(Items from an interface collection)
= = = = = = =

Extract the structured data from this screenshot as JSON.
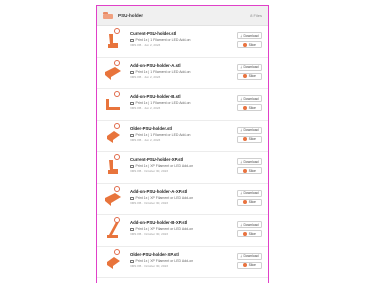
{
  "folder": {
    "name": "PSU-holder",
    "file_count": "8 Files",
    "accent_color": "#e040c8",
    "model_color": "#e8743c"
  },
  "actions": {
    "download_label": "Download",
    "slice_label": "Slice"
  },
  "files": [
    {
      "name": "Current-PSU-holder.stl",
      "desc": "Print 1x | 1 Filament or LED Add-on",
      "date": "3MS KB · Jun 2, 2023",
      "shape": "bracket-upright"
    },
    {
      "name": "Add-on-PSU-holder-A.stl",
      "desc": "Print 1x | 1 Filament or LED Add-on",
      "date": "3MS KB · Jun 2, 2023",
      "shape": "bracket-flat"
    },
    {
      "name": "Add-on-PSU-holder-B.stl",
      "desc": "Print 1x | 1 Filament or LED Add-on",
      "date": "3MS KB · Jun 2, 2023",
      "shape": "bracket-angle"
    },
    {
      "name": "Older-PSU-holder.stl",
      "desc": "Print 1x | 1 Filament or LED Add-on",
      "date": "3MS KB · Jun 2, 2023",
      "shape": "bracket-block"
    },
    {
      "name": "Current-PSU-holder-XP.stl",
      "desc": "Print 1x | XP Filament or LED Add-on",
      "date": "3MS KB · October 30, 2023",
      "shape": "bracket-upright"
    },
    {
      "name": "Add-on-PSU-holder-A-XP.stl",
      "desc": "Print 1x | XP Filament or LED Add-on",
      "date": "3MS KB · October 30, 2023",
      "shape": "bracket-flat"
    },
    {
      "name": "Add-on-PSU-holder-B-XP.stl",
      "desc": "Print 1x | XP Filament or LED Add-on",
      "date": "3MS KB · October 30, 2023",
      "shape": "bracket-tall"
    },
    {
      "name": "Older-PSU-holder-XP.stl",
      "desc": "Print 1x | XP Filament or LED Add-on",
      "date": "3MS KB · October 30, 2023",
      "shape": "bracket-block"
    }
  ]
}
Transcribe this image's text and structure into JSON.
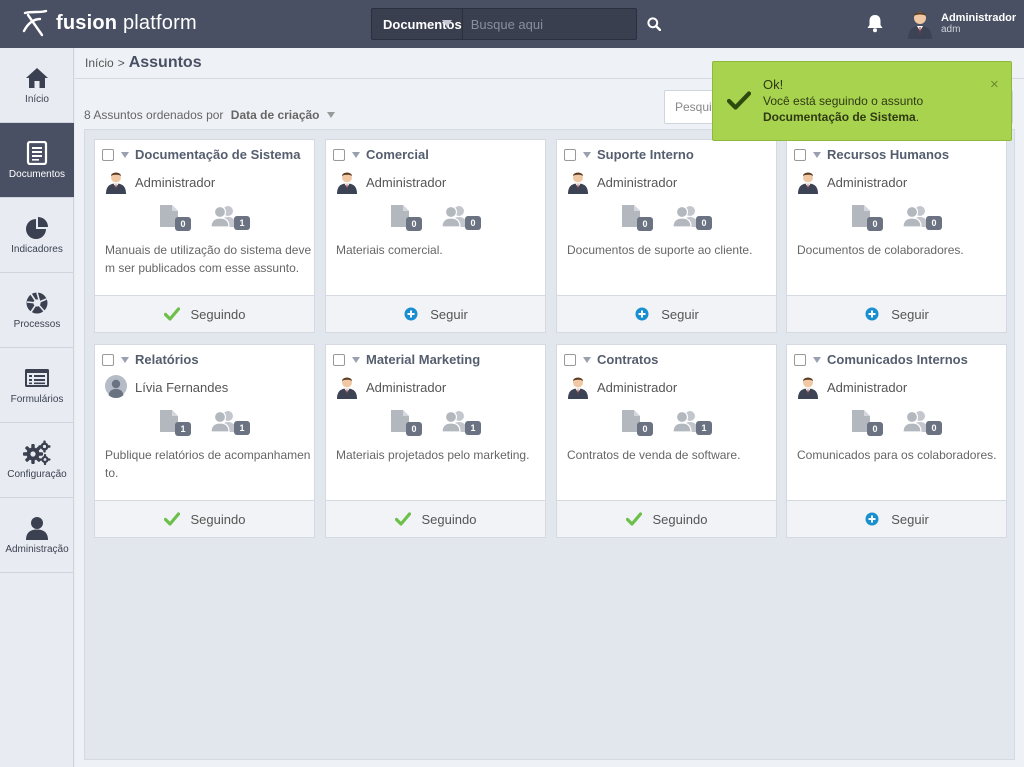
{
  "app": {
    "logo_brand": "fusion",
    "logo_suffix": " platform"
  },
  "search": {
    "module": "Documentos",
    "placeholder": "Busque aqui"
  },
  "user": {
    "name": "Administrador",
    "login": "adm"
  },
  "sidebar": {
    "items": [
      {
        "label": "Início",
        "icon": "home-icon"
      },
      {
        "label": "Documentos",
        "icon": "document-icon",
        "active": true
      },
      {
        "label": "Indicadores",
        "icon": "pie-chart-icon"
      },
      {
        "label": "Processos",
        "icon": "aperture-icon"
      },
      {
        "label": "Formulários",
        "icon": "form-icon"
      },
      {
        "label": "Configuração",
        "icon": "gears-icon"
      },
      {
        "label": "Administração",
        "icon": "user-icon"
      }
    ]
  },
  "breadcrumb": {
    "home": "Início",
    "separator": ">",
    "current": "Assuntos"
  },
  "list": {
    "count_text": "8 Assuntos ordenados por",
    "sort_field": "Data de criação",
    "search_placeholder": "Pesquisar"
  },
  "colors": {
    "topbar": "#4a5063",
    "toast": "#a8d34e",
    "following": "#6cc04a",
    "follow": "#1a8fd0"
  },
  "cards": [
    {
      "title": "Documentação de Sistema",
      "owner": "Administrador",
      "owner_avatar": "suit",
      "docs": "0",
      "followers": "1",
      "description": "Manuais de utilização do sistema devem ser publicados com esse assunto.",
      "following": true,
      "action": "Seguindo"
    },
    {
      "title": "Comercial",
      "owner": "Administrador",
      "owner_avatar": "suit",
      "docs": "0",
      "followers": "0",
      "description": "Materiais comercial.",
      "following": false,
      "action": "Seguir"
    },
    {
      "title": "Suporte Interno",
      "owner": "Administrador",
      "owner_avatar": "suit",
      "docs": "0",
      "followers": "0",
      "description": "Documentos de suporte ao cliente.",
      "following": false,
      "action": "Seguir"
    },
    {
      "title": "Recursos Humanos",
      "owner": "Administrador",
      "owner_avatar": "suit",
      "docs": "0",
      "followers": "0",
      "description": "Documentos de colaboradores.",
      "following": false,
      "action": "Seguir"
    },
    {
      "title": "Relatórios",
      "owner": "Lívia Fernandes",
      "owner_avatar": "generic",
      "docs": "1",
      "followers": "1",
      "description": "Publique relatórios de acompanhamento.",
      "following": true,
      "action": "Seguindo"
    },
    {
      "title": "Material Marketing",
      "owner": "Administrador",
      "owner_avatar": "suit",
      "docs": "0",
      "followers": "1",
      "description": "Materiais projetados pelo marketing.",
      "following": true,
      "action": "Seguindo"
    },
    {
      "title": "Contratos",
      "owner": "Administrador",
      "owner_avatar": "suit",
      "docs": "0",
      "followers": "1",
      "description": "Contratos de venda de software.",
      "following": true,
      "action": "Seguindo"
    },
    {
      "title": "Comunicados Internos",
      "owner": "Administrador",
      "owner_avatar": "suit",
      "docs": "0",
      "followers": "0",
      "description": "Comunicados para os colaboradores.",
      "following": false,
      "action": "Seguir"
    }
  ],
  "toast": {
    "title": "Ok!",
    "message": "Você está seguindo o assunto",
    "subject": "Documentação de Sistema",
    "suffix": ".",
    "close": "×"
  }
}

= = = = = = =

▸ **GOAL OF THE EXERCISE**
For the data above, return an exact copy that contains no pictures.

▸ **RESPONSE AREA**
Extract the structured data from this screenshot as JSON.
{
  "folder": {
    "name": "PSU-holder",
    "file_count": "8 Files",
    "accent_color": "#e040c8",
    "model_color": "#e8743c"
  },
  "actions": {
    "download_label": "Download",
    "slice_label": "Slice"
  },
  "files": [
    {
      "name": "Current-PSU-holder.stl",
      "desc": "Print 1x | 1 Filament or LED Add-on",
      "date": "3MS KB · Jun 2, 2023",
      "shape": "bracket-upright"
    },
    {
      "name": "Add-on-PSU-holder-A.stl",
      "desc": "Print 1x | 1 Filament or LED Add-on",
      "date": "3MS KB · Jun 2, 2023",
      "shape": "bracket-flat"
    },
    {
      "name": "Add-on-PSU-holder-B.stl",
      "desc": "Print 1x | 1 Filament or LED Add-on",
      "date": "3MS KB · Jun 2, 2023",
      "shape": "bracket-angle"
    },
    {
      "name": "Older-PSU-holder.stl",
      "desc": "Print 1x | 1 Filament or LED Add-on",
      "date": "3MS KB · Jun 2, 2023",
      "shape": "bracket-block"
    },
    {
      "name": "Current-PSU-holder-XP.stl",
      "desc": "Print 1x | XP Filament or LED Add-on",
      "date": "3MS KB · October 30, 2023",
      "shape": "bracket-upright"
    },
    {
      "name": "Add-on-PSU-holder-A-XP.stl",
      "desc": "Print 1x | XP Filament or LED Add-on",
      "date": "3MS KB · October 30, 2023",
      "shape": "bracket-flat"
    },
    {
      "name": "Add-on-PSU-holder-B-XP.stl",
      "desc": "Print 1x | XP Filament or LED Add-on",
      "date": "3MS KB · October 30, 2023",
      "shape": "bracket-tall"
    },
    {
      "name": "Older-PSU-holder-XP.stl",
      "desc": "Print 1x | XP Filament or LED Add-on",
      "date": "3MS KB · October 30, 2023",
      "shape": "bracket-block"
    }
  ]
}
Transcribe this image's text and structure into JSON.
{
  "app": {
    "logo_brand": "fusion",
    "logo_suffix": " platform"
  },
  "search": {
    "module": "Documentos",
    "placeholder": "Busque aqui"
  },
  "user": {
    "name": "Administrador",
    "login": "adm"
  },
  "sidebar": {
    "items": [
      {
        "label": "Início",
        "icon": "home-icon"
      },
      {
        "label": "Documentos",
        "icon": "document-icon",
        "active": true
      },
      {
        "label": "Indicadores",
        "icon": "pie-chart-icon"
      },
      {
        "label": "Processos",
        "icon": "aperture-icon"
      },
      {
        "label": "Formulários",
        "icon": "form-icon"
      },
      {
        "label": "Configuração",
        "icon": "gears-icon"
      },
      {
        "label": "Administração",
        "icon": "user-icon"
      }
    ]
  },
  "breadcrumb": {
    "home": "Início",
    "separator": ">",
    "current": "Assuntos"
  },
  "list": {
    "count_text": "8 Assuntos ordenados por",
    "sort_field": "Data de criação",
    "search_placeholder": "Pesquisar"
  },
  "colors": {
    "topbar": "#4a5063",
    "toast": "#a8d34e",
    "following": "#6cc04a",
    "follow": "#1a8fd0"
  },
  "cards": [
    {
      "title": "Documentação de Sistema",
      "owner": "Administrador",
      "owner_avatar": "suit",
      "docs": "0",
      "followers": "1",
      "description": "Manuais de utilização do sistema devem ser publicados com esse assunto.",
      "following": true,
      "action": "Seguindo"
    },
    {
      "title": "Comercial",
      "owner": "Administrador",
      "owner_avatar": "suit",
      "docs": "0",
      "followers": "0",
      "description": "Materiais comercial.",
      "following": false,
      "action": "Seguir"
    },
    {
      "title": "Suporte Interno",
      "owner": "Administrador",
      "owner_avatar": "suit",
      "docs": "0",
      "followers": "0",
      "description": "Documentos de suporte ao cliente.",
      "following": false,
      "action": "Seguir"
    },
    {
      "title": "Recursos Humanos",
      "owner": "Administrador",
      "owner_avatar": "suit",
      "docs": "0",
      "followers": "0",
      "description": "Documentos de colaboradores.",
      "following": false,
      "action": "Seguir"
    },
    {
      "title": "Relatórios",
      "owner": "Lívia Fernandes",
      "owner_avatar": "generic",
      "docs": "1",
      "followers": "1",
      "description": "Publique relatórios de acompanhamento.",
      "following": true,
      "action": "Seguindo"
    },
    {
      "title": "Material Marketing",
      "owner": "Administrador",
      "owner_avatar": "suit",
      "docs": "0",
      "followers": "1",
      "description": "Materiais projetados pelo marketing.",
      "following": true,
      "action": "Seguindo"
    },
    {
      "title": "Contratos",
      "owner": "Administrador",
      "owner_avatar": "suit",
      "docs": "0",
      "followers": "1",
      "description": "Contratos de venda de software.",
      "following": true,
      "action": "Seguindo"
    },
    {
      "title": "Comunicados Internos",
      "owner": "Administrador",
      "owner_avatar": "suit",
      "docs": "0",
      "followers": "0",
      "description": "Comunicados para os colaboradores.",
      "following": false,
      "action": "Seguir"
    }
  ],
  "toast": {
    "title": "Ok!",
    "message": "Você está seguindo o assunto",
    "subject": "Documentação de Sistema",
    "suffix": ".",
    "close": "×"
  }
}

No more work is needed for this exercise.